| Study material |

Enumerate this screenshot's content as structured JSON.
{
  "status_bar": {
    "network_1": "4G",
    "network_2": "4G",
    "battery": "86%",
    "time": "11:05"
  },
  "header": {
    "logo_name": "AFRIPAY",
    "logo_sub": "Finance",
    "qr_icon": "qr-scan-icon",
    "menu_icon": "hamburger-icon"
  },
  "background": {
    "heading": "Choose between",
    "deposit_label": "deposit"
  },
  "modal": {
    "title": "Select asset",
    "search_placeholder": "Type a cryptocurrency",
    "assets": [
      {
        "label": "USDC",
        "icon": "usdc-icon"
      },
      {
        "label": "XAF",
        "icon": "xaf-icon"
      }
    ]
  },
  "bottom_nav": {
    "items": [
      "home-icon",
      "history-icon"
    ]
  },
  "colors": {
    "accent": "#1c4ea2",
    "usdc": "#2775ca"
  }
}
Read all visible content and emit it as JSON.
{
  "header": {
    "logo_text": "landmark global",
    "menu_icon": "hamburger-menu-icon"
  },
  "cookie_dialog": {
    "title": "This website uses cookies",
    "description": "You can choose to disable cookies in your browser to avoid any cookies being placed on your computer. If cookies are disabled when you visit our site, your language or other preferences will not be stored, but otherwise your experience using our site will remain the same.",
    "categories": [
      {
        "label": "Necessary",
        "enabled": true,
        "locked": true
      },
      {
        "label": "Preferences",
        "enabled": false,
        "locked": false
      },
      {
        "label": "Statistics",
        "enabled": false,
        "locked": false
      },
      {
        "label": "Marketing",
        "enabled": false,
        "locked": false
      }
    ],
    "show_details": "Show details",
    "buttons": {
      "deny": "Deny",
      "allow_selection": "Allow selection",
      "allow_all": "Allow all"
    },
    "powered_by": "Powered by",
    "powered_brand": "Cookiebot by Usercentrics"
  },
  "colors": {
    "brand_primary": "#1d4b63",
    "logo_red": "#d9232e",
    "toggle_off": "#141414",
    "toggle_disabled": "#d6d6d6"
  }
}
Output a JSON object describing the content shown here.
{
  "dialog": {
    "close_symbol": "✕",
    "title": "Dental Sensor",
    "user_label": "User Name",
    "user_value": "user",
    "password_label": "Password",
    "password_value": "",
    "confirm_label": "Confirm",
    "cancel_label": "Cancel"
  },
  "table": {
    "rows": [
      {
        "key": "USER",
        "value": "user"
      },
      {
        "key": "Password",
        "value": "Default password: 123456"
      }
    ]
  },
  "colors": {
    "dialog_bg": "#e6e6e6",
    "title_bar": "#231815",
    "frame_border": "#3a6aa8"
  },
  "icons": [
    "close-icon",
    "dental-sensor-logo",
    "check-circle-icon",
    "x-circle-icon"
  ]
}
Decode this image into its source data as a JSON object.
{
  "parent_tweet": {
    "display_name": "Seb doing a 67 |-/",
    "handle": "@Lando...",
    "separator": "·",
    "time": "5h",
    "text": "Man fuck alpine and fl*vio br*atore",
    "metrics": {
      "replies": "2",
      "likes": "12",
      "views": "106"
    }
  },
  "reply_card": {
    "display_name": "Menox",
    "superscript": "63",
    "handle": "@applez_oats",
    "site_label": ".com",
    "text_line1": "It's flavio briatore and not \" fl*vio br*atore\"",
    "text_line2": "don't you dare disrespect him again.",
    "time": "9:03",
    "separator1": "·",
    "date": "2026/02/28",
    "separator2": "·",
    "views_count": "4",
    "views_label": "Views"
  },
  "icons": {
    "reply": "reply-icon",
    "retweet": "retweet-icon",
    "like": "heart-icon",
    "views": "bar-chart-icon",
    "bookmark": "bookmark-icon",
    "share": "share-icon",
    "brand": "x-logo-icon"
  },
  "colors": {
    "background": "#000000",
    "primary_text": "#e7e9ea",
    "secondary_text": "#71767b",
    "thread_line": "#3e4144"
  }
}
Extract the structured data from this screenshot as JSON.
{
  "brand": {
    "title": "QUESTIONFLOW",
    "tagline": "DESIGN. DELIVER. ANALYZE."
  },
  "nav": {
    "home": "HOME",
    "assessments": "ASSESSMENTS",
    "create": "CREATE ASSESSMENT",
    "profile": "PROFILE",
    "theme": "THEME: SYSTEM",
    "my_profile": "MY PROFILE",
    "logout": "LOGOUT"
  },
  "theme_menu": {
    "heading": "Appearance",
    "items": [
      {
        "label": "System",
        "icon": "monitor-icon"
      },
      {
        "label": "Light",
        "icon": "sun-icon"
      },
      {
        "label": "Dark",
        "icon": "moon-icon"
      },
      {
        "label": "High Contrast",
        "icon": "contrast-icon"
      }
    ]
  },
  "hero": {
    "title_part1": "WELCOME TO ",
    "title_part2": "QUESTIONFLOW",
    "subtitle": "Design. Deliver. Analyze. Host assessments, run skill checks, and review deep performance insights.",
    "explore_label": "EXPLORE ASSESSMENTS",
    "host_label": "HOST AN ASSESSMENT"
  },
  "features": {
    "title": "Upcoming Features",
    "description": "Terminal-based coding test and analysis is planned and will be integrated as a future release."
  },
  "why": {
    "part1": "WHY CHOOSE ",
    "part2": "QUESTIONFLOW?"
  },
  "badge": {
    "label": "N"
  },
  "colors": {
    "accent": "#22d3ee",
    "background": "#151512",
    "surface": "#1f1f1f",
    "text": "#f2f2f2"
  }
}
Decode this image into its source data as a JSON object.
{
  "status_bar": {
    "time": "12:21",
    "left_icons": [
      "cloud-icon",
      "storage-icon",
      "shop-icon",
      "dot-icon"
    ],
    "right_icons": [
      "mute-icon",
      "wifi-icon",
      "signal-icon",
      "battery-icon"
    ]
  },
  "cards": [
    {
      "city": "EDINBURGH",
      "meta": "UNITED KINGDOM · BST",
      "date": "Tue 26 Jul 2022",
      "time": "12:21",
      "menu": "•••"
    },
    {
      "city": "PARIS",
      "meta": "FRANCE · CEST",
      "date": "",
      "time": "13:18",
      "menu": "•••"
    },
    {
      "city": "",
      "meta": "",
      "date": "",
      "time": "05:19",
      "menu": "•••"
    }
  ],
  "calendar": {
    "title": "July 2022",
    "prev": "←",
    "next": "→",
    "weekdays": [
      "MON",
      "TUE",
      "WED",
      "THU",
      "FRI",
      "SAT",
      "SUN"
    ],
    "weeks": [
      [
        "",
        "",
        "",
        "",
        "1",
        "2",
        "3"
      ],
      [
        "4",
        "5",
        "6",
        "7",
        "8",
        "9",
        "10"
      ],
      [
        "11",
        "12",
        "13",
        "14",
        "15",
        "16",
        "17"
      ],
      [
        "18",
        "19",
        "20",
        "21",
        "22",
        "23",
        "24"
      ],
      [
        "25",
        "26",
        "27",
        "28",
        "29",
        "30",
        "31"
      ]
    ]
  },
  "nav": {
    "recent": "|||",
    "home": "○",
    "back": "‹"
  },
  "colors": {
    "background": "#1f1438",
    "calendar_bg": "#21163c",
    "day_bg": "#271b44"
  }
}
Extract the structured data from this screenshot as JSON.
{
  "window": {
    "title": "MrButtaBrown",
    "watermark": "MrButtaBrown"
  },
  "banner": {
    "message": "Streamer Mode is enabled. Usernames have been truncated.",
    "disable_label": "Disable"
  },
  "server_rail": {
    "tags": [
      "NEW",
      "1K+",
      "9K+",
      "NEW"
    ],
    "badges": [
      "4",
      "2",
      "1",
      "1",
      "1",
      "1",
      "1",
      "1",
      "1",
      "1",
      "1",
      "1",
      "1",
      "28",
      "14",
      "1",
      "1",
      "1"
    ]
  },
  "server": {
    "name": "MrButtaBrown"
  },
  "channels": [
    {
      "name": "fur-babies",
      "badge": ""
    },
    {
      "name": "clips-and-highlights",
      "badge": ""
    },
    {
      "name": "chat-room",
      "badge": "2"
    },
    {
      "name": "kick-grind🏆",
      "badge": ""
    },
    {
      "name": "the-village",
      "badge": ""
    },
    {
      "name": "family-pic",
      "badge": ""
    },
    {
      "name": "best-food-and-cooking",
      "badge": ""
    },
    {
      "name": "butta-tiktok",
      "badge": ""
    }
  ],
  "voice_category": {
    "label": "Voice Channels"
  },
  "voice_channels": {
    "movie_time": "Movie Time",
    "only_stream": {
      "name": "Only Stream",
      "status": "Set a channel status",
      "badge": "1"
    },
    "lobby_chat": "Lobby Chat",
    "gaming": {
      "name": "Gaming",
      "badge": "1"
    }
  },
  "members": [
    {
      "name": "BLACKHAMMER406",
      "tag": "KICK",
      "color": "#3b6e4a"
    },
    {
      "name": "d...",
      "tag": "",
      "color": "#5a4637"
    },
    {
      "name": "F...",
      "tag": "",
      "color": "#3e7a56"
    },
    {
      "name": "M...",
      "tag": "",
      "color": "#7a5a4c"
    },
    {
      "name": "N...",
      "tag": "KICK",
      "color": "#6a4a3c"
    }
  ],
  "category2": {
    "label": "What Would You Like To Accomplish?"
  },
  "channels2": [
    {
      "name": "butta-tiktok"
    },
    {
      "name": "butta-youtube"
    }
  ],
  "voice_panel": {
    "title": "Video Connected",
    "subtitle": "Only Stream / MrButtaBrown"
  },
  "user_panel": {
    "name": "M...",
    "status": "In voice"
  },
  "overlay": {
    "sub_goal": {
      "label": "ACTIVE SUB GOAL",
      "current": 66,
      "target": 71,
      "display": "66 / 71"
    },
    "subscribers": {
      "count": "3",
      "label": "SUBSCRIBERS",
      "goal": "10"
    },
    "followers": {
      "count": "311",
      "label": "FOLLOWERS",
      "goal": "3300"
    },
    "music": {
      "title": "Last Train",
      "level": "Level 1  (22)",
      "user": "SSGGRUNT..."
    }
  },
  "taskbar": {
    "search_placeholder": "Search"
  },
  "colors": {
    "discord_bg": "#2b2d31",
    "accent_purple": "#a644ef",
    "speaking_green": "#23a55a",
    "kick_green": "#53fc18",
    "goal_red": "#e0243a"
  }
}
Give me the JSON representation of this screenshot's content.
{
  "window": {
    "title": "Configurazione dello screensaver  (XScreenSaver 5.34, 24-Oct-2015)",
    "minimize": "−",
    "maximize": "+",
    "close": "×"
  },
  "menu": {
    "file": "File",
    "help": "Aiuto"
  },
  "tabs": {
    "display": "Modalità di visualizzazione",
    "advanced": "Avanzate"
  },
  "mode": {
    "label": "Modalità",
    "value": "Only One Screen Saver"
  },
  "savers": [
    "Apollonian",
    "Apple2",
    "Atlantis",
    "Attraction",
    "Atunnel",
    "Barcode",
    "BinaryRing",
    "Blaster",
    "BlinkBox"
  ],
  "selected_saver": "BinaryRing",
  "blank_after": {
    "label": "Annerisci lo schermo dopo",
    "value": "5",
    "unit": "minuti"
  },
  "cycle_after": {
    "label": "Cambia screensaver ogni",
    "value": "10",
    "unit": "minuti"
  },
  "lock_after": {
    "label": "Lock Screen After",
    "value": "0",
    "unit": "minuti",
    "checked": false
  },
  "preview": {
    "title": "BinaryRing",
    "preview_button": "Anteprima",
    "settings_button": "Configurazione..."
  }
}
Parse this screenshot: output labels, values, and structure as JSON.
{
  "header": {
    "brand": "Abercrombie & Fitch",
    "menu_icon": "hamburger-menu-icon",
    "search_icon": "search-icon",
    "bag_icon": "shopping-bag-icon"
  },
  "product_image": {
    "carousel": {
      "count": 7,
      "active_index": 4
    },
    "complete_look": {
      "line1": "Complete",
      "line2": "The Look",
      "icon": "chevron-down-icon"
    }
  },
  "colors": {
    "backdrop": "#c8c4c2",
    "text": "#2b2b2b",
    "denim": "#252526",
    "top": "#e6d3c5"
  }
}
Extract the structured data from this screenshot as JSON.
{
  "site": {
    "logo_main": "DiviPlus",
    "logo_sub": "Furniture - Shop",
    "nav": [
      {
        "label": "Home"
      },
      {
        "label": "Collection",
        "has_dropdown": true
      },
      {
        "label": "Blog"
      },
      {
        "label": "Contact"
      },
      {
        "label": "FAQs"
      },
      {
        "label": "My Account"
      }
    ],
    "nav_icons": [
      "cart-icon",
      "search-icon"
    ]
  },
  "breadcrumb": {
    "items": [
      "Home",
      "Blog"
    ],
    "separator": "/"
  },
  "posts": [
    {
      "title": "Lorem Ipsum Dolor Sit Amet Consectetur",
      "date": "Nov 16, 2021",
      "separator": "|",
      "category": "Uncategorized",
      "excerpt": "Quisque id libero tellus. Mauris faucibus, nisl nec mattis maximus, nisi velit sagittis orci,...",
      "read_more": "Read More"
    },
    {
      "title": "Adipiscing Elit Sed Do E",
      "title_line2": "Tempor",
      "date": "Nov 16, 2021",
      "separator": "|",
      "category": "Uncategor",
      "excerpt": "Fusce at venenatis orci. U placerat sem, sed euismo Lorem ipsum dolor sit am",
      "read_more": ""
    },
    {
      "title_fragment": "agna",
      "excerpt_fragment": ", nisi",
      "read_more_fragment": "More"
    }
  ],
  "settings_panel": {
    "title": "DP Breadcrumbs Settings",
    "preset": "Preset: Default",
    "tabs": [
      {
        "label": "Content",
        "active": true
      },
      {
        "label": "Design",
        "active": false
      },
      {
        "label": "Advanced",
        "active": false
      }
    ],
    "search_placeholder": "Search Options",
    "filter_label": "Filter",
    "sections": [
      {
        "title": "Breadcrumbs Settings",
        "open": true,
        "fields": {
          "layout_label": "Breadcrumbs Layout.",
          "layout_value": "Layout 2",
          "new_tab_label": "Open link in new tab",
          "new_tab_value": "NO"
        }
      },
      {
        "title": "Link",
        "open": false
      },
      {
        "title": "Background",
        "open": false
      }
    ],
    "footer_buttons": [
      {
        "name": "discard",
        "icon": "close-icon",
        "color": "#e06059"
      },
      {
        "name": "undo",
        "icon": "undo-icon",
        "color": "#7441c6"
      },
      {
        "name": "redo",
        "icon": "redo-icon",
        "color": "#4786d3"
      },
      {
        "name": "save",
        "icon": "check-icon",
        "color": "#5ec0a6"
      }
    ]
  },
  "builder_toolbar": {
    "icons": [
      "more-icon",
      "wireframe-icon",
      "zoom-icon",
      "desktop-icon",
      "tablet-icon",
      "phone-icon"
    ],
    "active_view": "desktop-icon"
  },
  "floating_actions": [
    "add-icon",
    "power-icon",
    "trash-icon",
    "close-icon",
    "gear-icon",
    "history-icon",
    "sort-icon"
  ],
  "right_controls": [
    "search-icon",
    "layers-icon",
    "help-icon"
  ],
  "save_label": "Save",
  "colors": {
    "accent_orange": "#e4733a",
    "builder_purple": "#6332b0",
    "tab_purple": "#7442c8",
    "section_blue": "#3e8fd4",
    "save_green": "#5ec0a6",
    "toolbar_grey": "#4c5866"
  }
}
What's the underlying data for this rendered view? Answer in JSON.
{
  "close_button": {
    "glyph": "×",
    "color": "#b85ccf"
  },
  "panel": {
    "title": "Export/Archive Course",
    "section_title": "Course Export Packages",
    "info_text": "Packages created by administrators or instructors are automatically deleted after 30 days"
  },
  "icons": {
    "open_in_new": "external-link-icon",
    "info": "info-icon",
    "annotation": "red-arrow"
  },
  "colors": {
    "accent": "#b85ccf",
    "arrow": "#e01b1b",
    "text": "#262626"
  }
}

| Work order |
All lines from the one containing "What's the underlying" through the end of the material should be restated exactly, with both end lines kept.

| Solution to this task |
What's the underlying data for this rendered view? Answer in JSON.
{
  "close_button": {
    "glyph": "×",
    "color": "#b85ccf"
  },
  "panel": {
    "title": "Export/Archive Course",
    "section_title": "Course Export Packages",
    "info_text": "Packages created by administrators or instructors are automatically deleted after 30 days"
  },
  "icons": {
    "open_in_new": "external-link-icon",
    "info": "info-icon",
    "annotation": "red-arrow"
  },
  "colors": {
    "accent": "#b85ccf",
    "arrow": "#e01b1b",
    "text": "#262626"
  }
}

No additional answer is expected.